Cerebellar ataxia, seen primarily in patients with subtype MSA-C, arises from problems with the cerebellum, which helps to coordinate and synchronize movements. As a result, patients with cerebellar ataxia have difficulty controlling voluntary movements, including walking, speech, hand movements and other motor functions. Although no cure exists for cerebellar ataxia, treatment of symptoms can improve quality of life and prevent complications.

1. Non-pharmacologic treatment of cerebellar ataxia relies most on physical and occupational therapy. Occupational therapy has been found to improve ability to perform activities of daily living and decrease disease symptomology.

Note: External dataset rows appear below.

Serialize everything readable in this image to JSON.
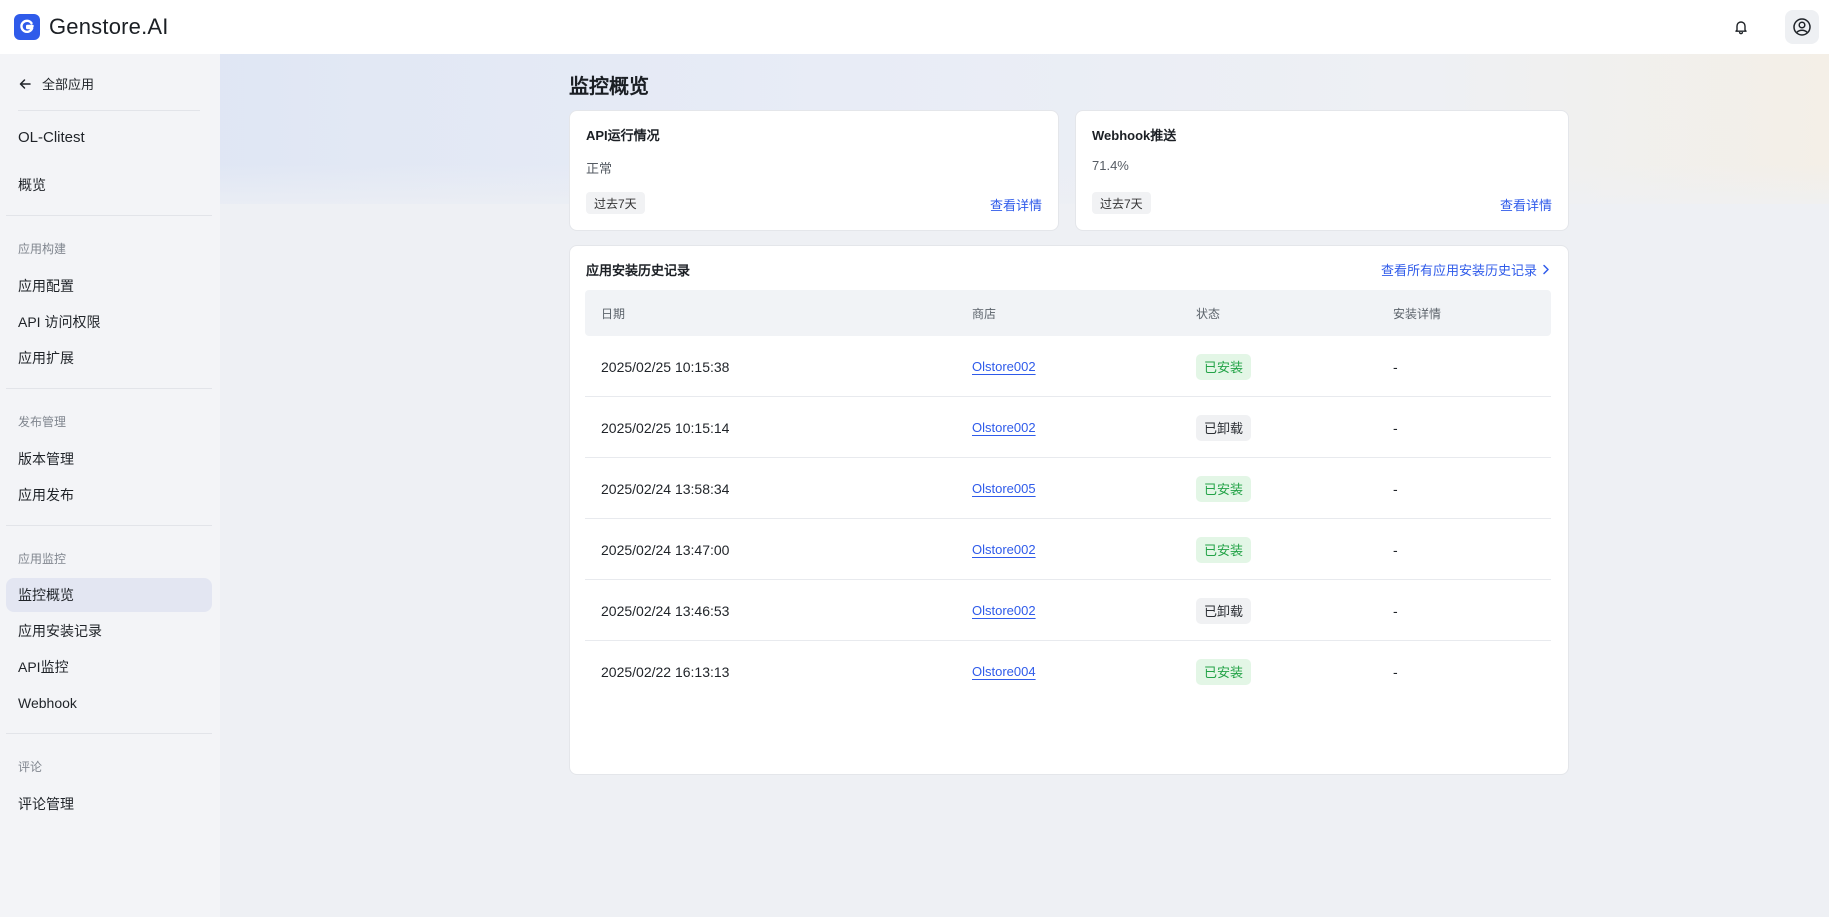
{
  "header": {
    "brand": "Genstore.AI",
    "icons": {
      "logo": "genstore-logo-icon",
      "notifications": "bell-icon",
      "account": "user-circle-icon"
    },
    "accent": "#2f5bea"
  },
  "sidebar": {
    "back_label": "全部应用",
    "app_name": "OL-Clitest",
    "overview": "概览",
    "groups": [
      {
        "title": "应用构建",
        "items": [
          "应用配置",
          "API 访问权限",
          "应用扩展"
        ]
      },
      {
        "title": "发布管理",
        "items": [
          "版本管理",
          "应用发布"
        ]
      },
      {
        "title": "应用监控",
        "items": [
          "监控概览",
          "应用安装记录",
          "API监控",
          "Webhook"
        ]
      },
      {
        "title": "评论",
        "items": [
          "评论管理"
        ]
      }
    ],
    "active_item": "监控概览"
  },
  "main": {
    "title": "监控概览",
    "cards": [
      {
        "title": "API运行情况",
        "value": "正常",
        "period": "过去7天",
        "link": "查看详情"
      },
      {
        "title": "Webhook推送",
        "value": "71.4%",
        "period": "过去7天",
        "link": "查看详情"
      }
    ],
    "history": {
      "title": "应用安装历史记录",
      "view_all": "查看所有应用安装历史记录",
      "columns": [
        "日期",
        "商店",
        "状态",
        "安装详情"
      ],
      "rows": [
        {
          "date": "2025/02/25 10:15:38",
          "store": "Olstore002",
          "status": "已安装",
          "status_type": "installed",
          "detail": "-"
        },
        {
          "date": "2025/02/25 10:15:14",
          "store": "Olstore002",
          "status": "已卸载",
          "status_type": "uninstalled",
          "detail": "-"
        },
        {
          "date": "2025/02/24 13:58:34",
          "store": "Olstore005",
          "status": "已安装",
          "status_type": "installed",
          "detail": "-"
        },
        {
          "date": "2025/02/24 13:47:00",
          "store": "Olstore002",
          "status": "已安装",
          "status_type": "installed",
          "detail": "-"
        },
        {
          "date": "2025/02/24 13:46:53",
          "store": "Olstore002",
          "status": "已卸载",
          "status_type": "uninstalled",
          "detail": "-"
        },
        {
          "date": "2025/02/22 16:13:13",
          "store": "Olstore004",
          "status": "已安装",
          "status_type": "installed",
          "detail": "-"
        }
      ]
    }
  },
  "colors": {
    "installed": "#23a347",
    "uninstalled": "#2b2f34",
    "link": "#2f5bea"
  }
}
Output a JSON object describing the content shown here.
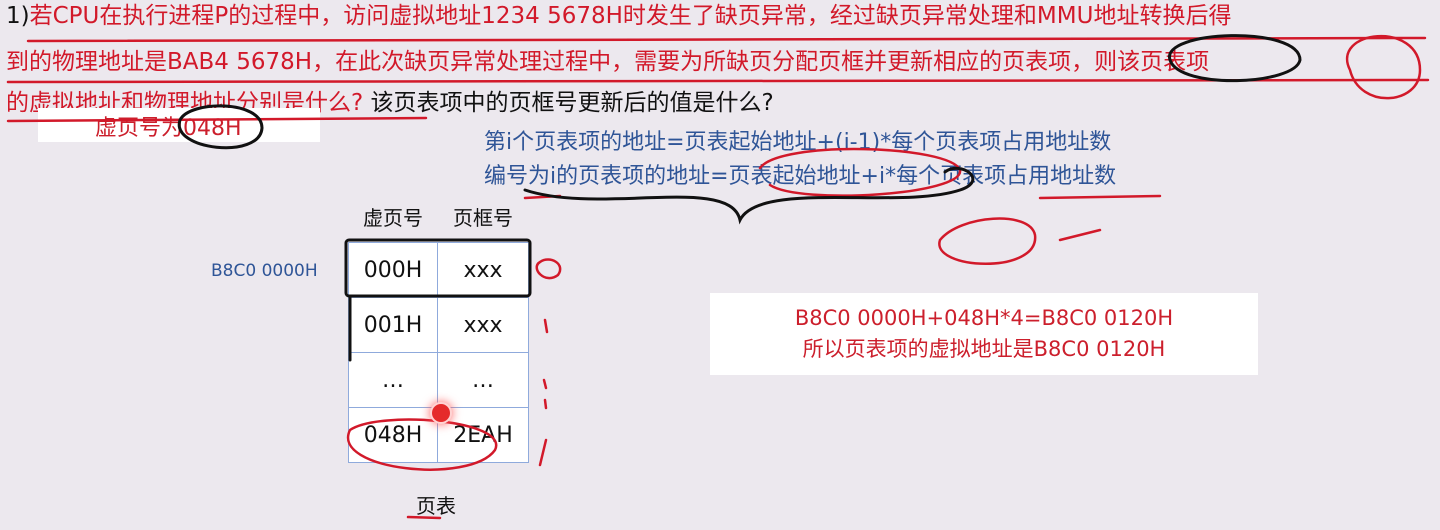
{
  "question": {
    "line1_prefix": "1)",
    "line1_red": "若CPU在执行进程P的过程中，访问虚拟地址1234 5678H时发生了缺页异常，经过缺页异常处理和MMU地址转换后得",
    "line2_red": "到的物理地址是BAB4  5678H，在此次缺页异常处理过程中，需要为所缺页分配页框并更新相应的页表项，则该页表项",
    "line3_red": "的虚拟地址和物理地址分别是什么?",
    "line3_black": " 该页表项中的页框号更新后的值是什么?"
  },
  "note_vpn": "虚页号为048H",
  "formulas": {
    "f1": "第i个页表项的地址=页表起始地址+(i-1)*每个页表项占用地址数",
    "f2": "编号为i的页表项的地址=页表起始地址+i*每个页表项占用地址数"
  },
  "page_table": {
    "base_address": "B8C0 0000H",
    "col_vpn": "虚页号",
    "col_pfn": "页框号",
    "rows": [
      {
        "vpn": "000H",
        "pfn": "xxx"
      },
      {
        "vpn": "001H",
        "pfn": "xxx"
      },
      {
        "vpn": "…",
        "pfn": "…"
      },
      {
        "vpn": "048H",
        "pfn": "2EAH"
      }
    ],
    "caption": "页表"
  },
  "answer": {
    "line1": "B8C0 0000H+048H*4=B8C0 0120H",
    "line2": "所以页表项的虚拟地址是B8C0 0120H"
  },
  "ink_color": "#d2192a"
}
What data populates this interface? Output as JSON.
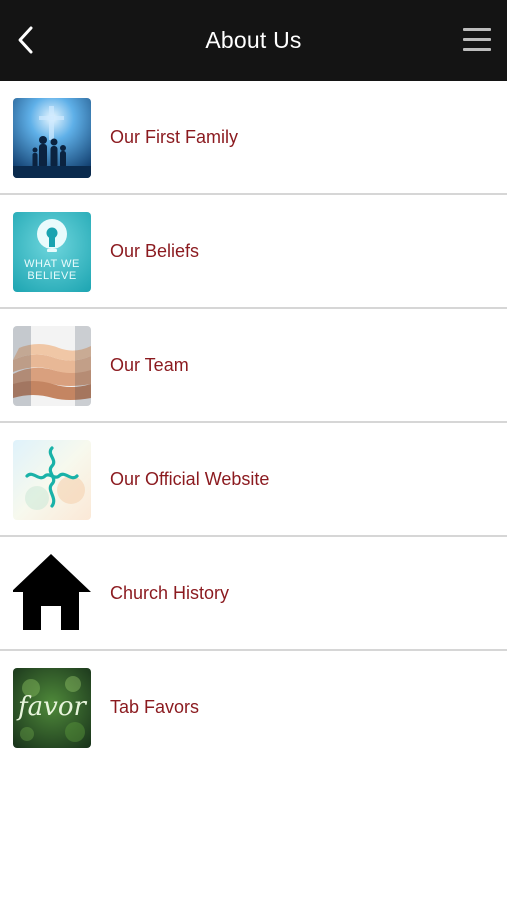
{
  "header": {
    "title": "About Us",
    "back_icon": "chevron-left-icon",
    "menu_icon": "hamburger-menu-icon",
    "background": "#141414"
  },
  "items": [
    {
      "label": "Our First Family",
      "icon": "family-photo-thumbnail"
    },
    {
      "label": "Our Beliefs",
      "icon": "lightbulb-what-we-believe-thumbnail",
      "thumb_text": "WHAT WE BELIEVE"
    },
    {
      "label": "Our Team",
      "icon": "stacked-hands-thumbnail"
    },
    {
      "label": "Our Official Website",
      "icon": "cross-logo-thumbnail"
    },
    {
      "label": "Church History",
      "icon": "house-icon"
    },
    {
      "label": "Tab Favors",
      "icon": "favor-thumbnail",
      "thumb_text": "favor"
    }
  ],
  "colors": {
    "label": "#8b1a1f",
    "divider": "#d6d6d6"
  }
}
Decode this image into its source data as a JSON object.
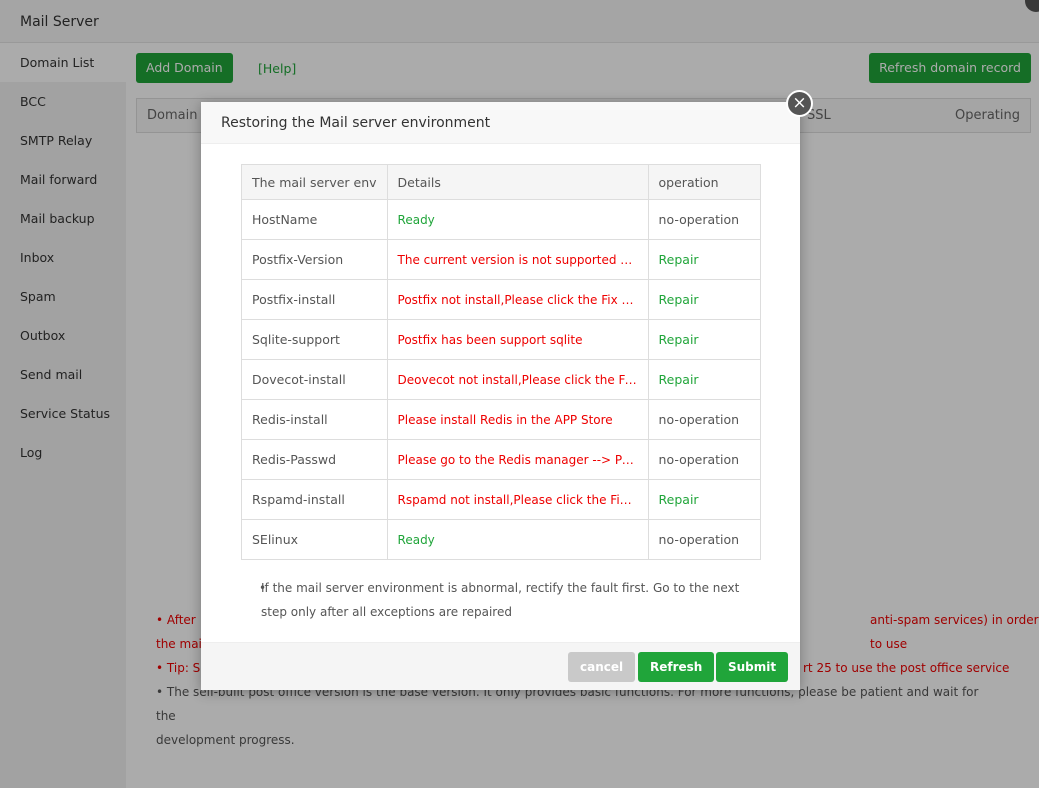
{
  "app_title": "Mail Server",
  "sidebar": [
    "Domain List",
    "BCC",
    "SMTP Relay",
    "Mail forward",
    "Mail backup",
    "Inbox",
    "Spam",
    "Outbox",
    "Send mail",
    "Service Status",
    "Log"
  ],
  "toolbar": {
    "add_domain": "Add Domain",
    "help": "[Help]",
    "refresh_record": "Refresh domain record"
  },
  "table_header": {
    "domain": "Domain",
    "ssl": "SSL",
    "operating": "Operating"
  },
  "bg_notes": {
    "n1a": "After",
    "n1b": "anti-spam services) in order to use",
    "n1c": "the mail",
    "n2a": "Tip: S",
    "n2b": "rt 25 to use the post office service",
    "n3": "The self-built post office version is the base version. It only provides basic functions. For more functions, please be patient and wait for the",
    "n3b": "development progress."
  },
  "modal": {
    "title": "Restoring the Mail server environment",
    "columns": [
      "The mail server env",
      "Details",
      "operation"
    ],
    "rows": [
      {
        "env": "HostName",
        "details": "Ready",
        "ok": true,
        "op": "no-operation"
      },
      {
        "env": "Postfix-Version",
        "details": "The current version is not supported or ...",
        "ok": false,
        "op": "Repair"
      },
      {
        "env": "Postfix-install",
        "details": "Postfix not install,Please click the Fix bu...",
        "ok": false,
        "op": "Repair"
      },
      {
        "env": "Sqlite-support",
        "details": "Postfix has been support sqlite",
        "ok": false,
        "op": "Repair"
      },
      {
        "env": "Dovecot-install",
        "details": "Deovecot not install,Please click the Fix ...",
        "ok": false,
        "op": "Repair"
      },
      {
        "env": "Redis-install",
        "details": "Please install Redis in the APP Store",
        "ok": false,
        "op": "no-operation"
      },
      {
        "env": "Redis-Passwd",
        "details": "Please go to the Redis manager --> Per...",
        "ok": false,
        "op": "no-operation"
      },
      {
        "env": "Rspamd-install",
        "details": "Rspamd not install,Please click the Fix b...",
        "ok": false,
        "op": "Repair"
      },
      {
        "env": "SElinux",
        "details": "Ready",
        "ok": true,
        "op": "no-operation"
      }
    ],
    "note": "If the mail server environment is abnormal, rectify the fault first. Go to the next step only after all exceptions are repaired",
    "cancel": "cancel",
    "refresh": "Refresh",
    "submit": "Submit",
    "close": "×"
  }
}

Aspects of treatment also includes speech and swallowing therapy and the use of adaptive equipment.

2. While there are no medications that have proven completely efficacious in the treatment of cerebellar ataxia, there are medications that can help control symptoms. (Table 2)

Table 2: Pharmacologic Treatment of Cerebellar Ataxia Symptoms

Imbalance and Speech SymptomsTremorNystagmus
  • amatadine
  • buspirone
  • acetazolamide
  • propranolol
  • clonazepam
  • gabapentin
  • baclofen
  • clonazepam

References

  1. Jain, S., Dawson, J., Quinn, N.P. and Playford, E.D. (2004), Occupational therapy in multiple system atrophy: A pilot randomized controlled trial. Mov. Disord., 19: 1360-1364.